The Arrowhead Economic Opportunity Agency (AEOA) is currently taking applications for grants through the IRRRB Business Energy Retrofit (BER) program. (Click on link to WTIP below to hear an interview with Barbara Ackerson of AEOA.)
These grants will cover one third of energy retrofit costs, up to a maximum of $20,000, with the other two thirds coming from utility rebates, owner match, other energy funds or low interest loans. The savings realized from these investments will allow those local business owners to retain existing jobs as well as create new economic opportunities for their business with an improved bottom line. The work provided through local contractors and materials purchased from local suppliers will also retain local jobs as well as create additional new economic opportunities.
Reserve your spot now to golf in the 18th Annual North Shore Health Care Golf Scramble on Sept. 29 beginning at 10 a.m. at Superior National at Lutsen.
This annual fundraiser has always been the North Shore Health Care Foundation’s primary source of funding for initiatives supporting the mission to “benefit health care for all who live, work, and visit in Cook County.”
To date these grants have totaled over $500,000 and include programs such as Care Partners of Cook County and the Oral Health Task Force for children.
Participants may register as a team or as a single golfer and we will place you in a group. You can register online at https://www.northshorehealthcarefoundation.org/registergolf.php or call Dori Betts at 370-0518 for more information.

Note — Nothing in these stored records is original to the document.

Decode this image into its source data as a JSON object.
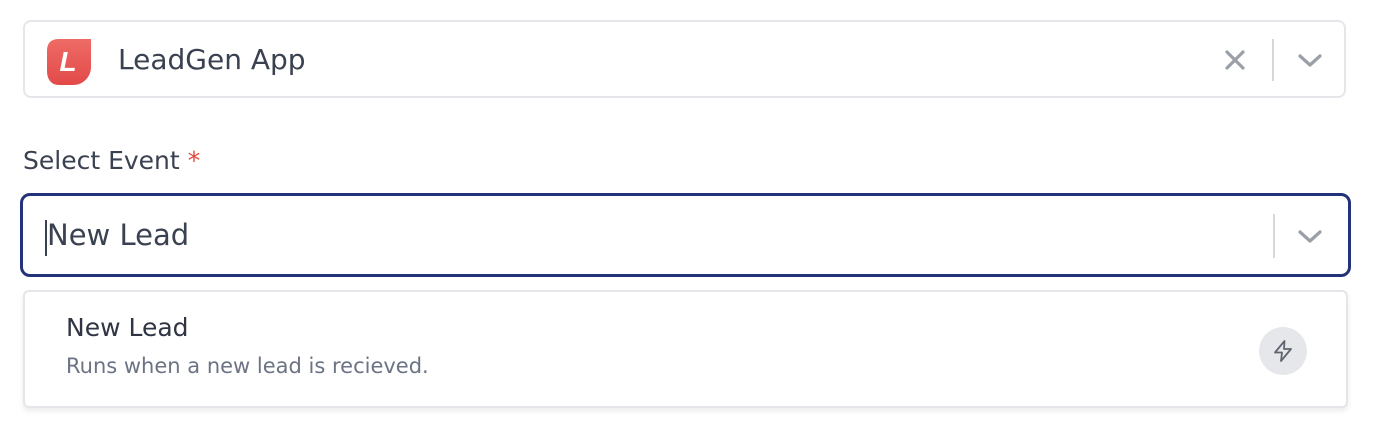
{
  "app_select": {
    "value": "LeadGen App",
    "logo_letter": "L",
    "logo_color": "#e8504e",
    "icons": {
      "clear": "close-icon",
      "expand": "chevron-down-icon"
    }
  },
  "event_field": {
    "label": "Select Event",
    "required_mark": "*",
    "value": "New Lead",
    "focus_color": "#22337a",
    "icons": {
      "expand": "chevron-down-icon"
    }
  },
  "dropdown": {
    "options": [
      {
        "title": "New Lead",
        "description": "Runs when a new lead is recieved.",
        "icon": "lightning-icon"
      }
    ]
  }
}
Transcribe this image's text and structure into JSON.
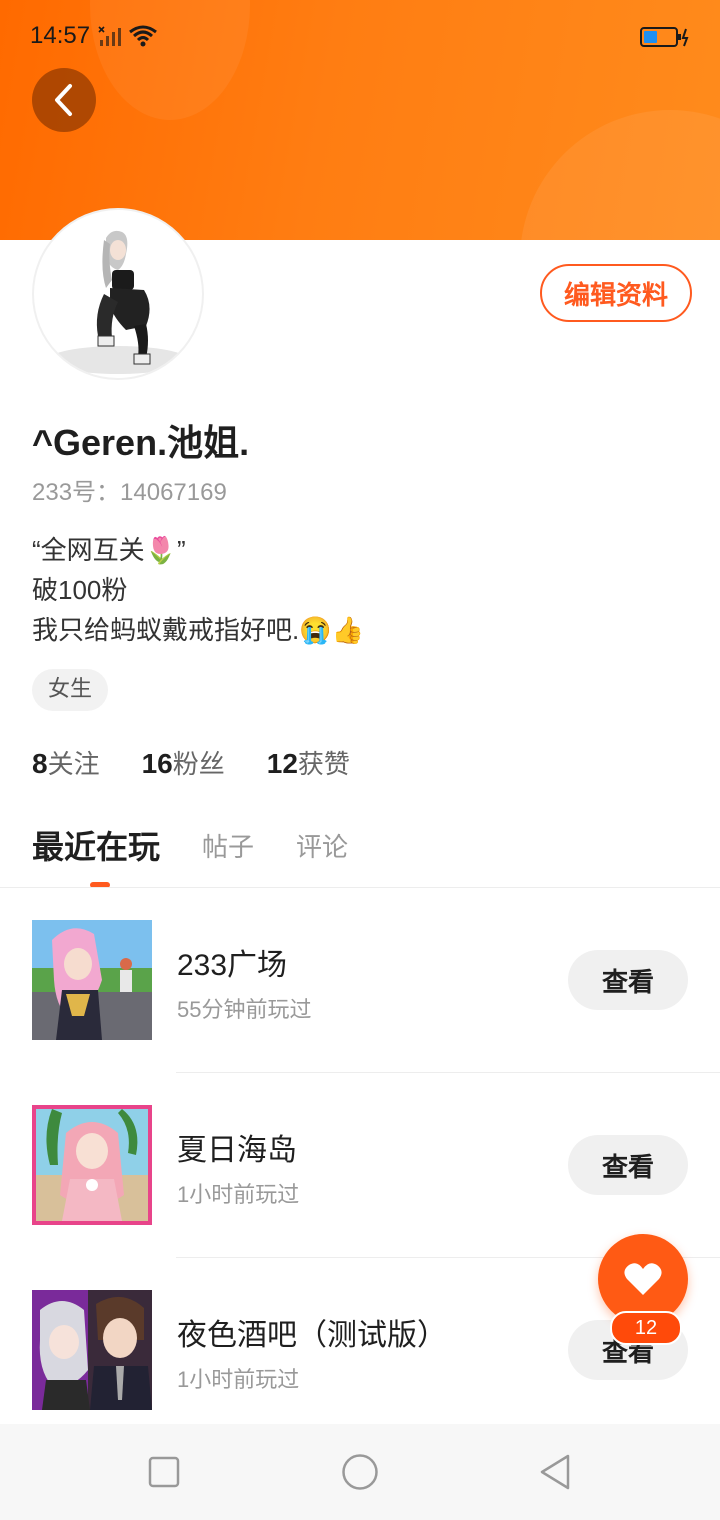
{
  "status_bar": {
    "time": "14:57"
  },
  "profile": {
    "username": "^Geren.池姐.",
    "uid_label": "233号：14067169",
    "bio_lines": [
      "“全网互关🌷”",
      "破100粉",
      "我只给蚂蚁戴戒指好吧.😭👍"
    ],
    "gender_tag": "女生",
    "edit_button": "编辑资料"
  },
  "stats": [
    {
      "count": "8",
      "label": "关注"
    },
    {
      "count": "16",
      "label": "粉丝"
    },
    {
      "count": "12",
      "label": "获赞"
    }
  ],
  "tabs": [
    {
      "label": "最近在玩",
      "active": true
    },
    {
      "label": "帖子",
      "active": false
    },
    {
      "label": "评论",
      "active": false
    }
  ],
  "games": [
    {
      "title": "233广场",
      "subtitle": "55分钟前玩过",
      "button": "查看"
    },
    {
      "title": "夏日海岛",
      "subtitle": "1小时前玩过",
      "button": "查看"
    },
    {
      "title": "夜色酒吧（测试版）",
      "subtitle": "1小时前玩过",
      "button": "查看"
    }
  ],
  "favorite": {
    "count": "12"
  },
  "colors": {
    "accent": "#ff5a1f",
    "header_start": "#ff6a00",
    "header_end": "#ff8b1c"
  }
}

A Grand Marais teenager is scheduled to appear in Sixth District Court today, facing four felony and seven gross misdemeanor charges.
The charges stem from a fatal June 13 vehicle accident on the Pike Lake Road.
According to the complaint, a group of seven people under the age of 21 had first gathered to party at a Cascade River campsite, then moved to a private residence. According to witnesses, alcohol was consumed at both sites as was marijuana.
Early on the morning of June 13 the defendant, with one juvenile and one adult passenger, took a vehicle from the residence which then subsequently hit a ditch and rolled near the intersection of Pike Lake Road and County Road 44. The 15 year old passenger was thrown from the vehicle and died at the scene.
Three of the felony charges relate to various forms of criminal vehicular homicide, the fourth is a charge of vehicular theft. At today’s hearing a motion will be filed to try the defendant as an adult.
In addition, the adult passenger, Thomas Adam Stacy, 18, is being charged with three counts of furnishing alcohol to an underage person.
After unsuccessfully asking the county board for $70,000 more in contingency funds from the county’s 1 percent recreation and infrastructure sales tax fund one week prior, Cook County Community YMCA Project Manager Wade Cole of ORB Management came back again on September 17, via a Skype session over the Internet to ask the board how they wanted him to proceed. The project had been slated for completion by the end of December.
The original contingency fund was set at $568,812, but estimated costs to finish the project would bring it to a deficit of $68,933.56. The original cost estimate had not included almost $68,000 for Minnesota Department of Labor & Industry oversight the state originally said the project would not need and $70,000 paid to JLG Architects for re-designing some of the work to bring costs down and to The Meyer Group to resolve contract issues related to the re-design.
Taking the requested $70,000 from the 1 percent fund would leave $484,122.69 yet uncommitted.
Commissioner Garry Gamble used the words “uncomfortable” and “frustrating” to describe being asked for more money.
The estimated final cost of the project keeps changing from week to week as things get done, Project Manager Cole said. The only cost changes from his request the previous week, he said, was $10,000 in caulking. He said the extent of the caulking that would be needed was not fully understood by the contractor when cost estimates were made.
Involving the board in individual expenditures would delay the project, Cole said. “At this point, there’s a lot of activity on site,” he said, with 30-40 workers there every day.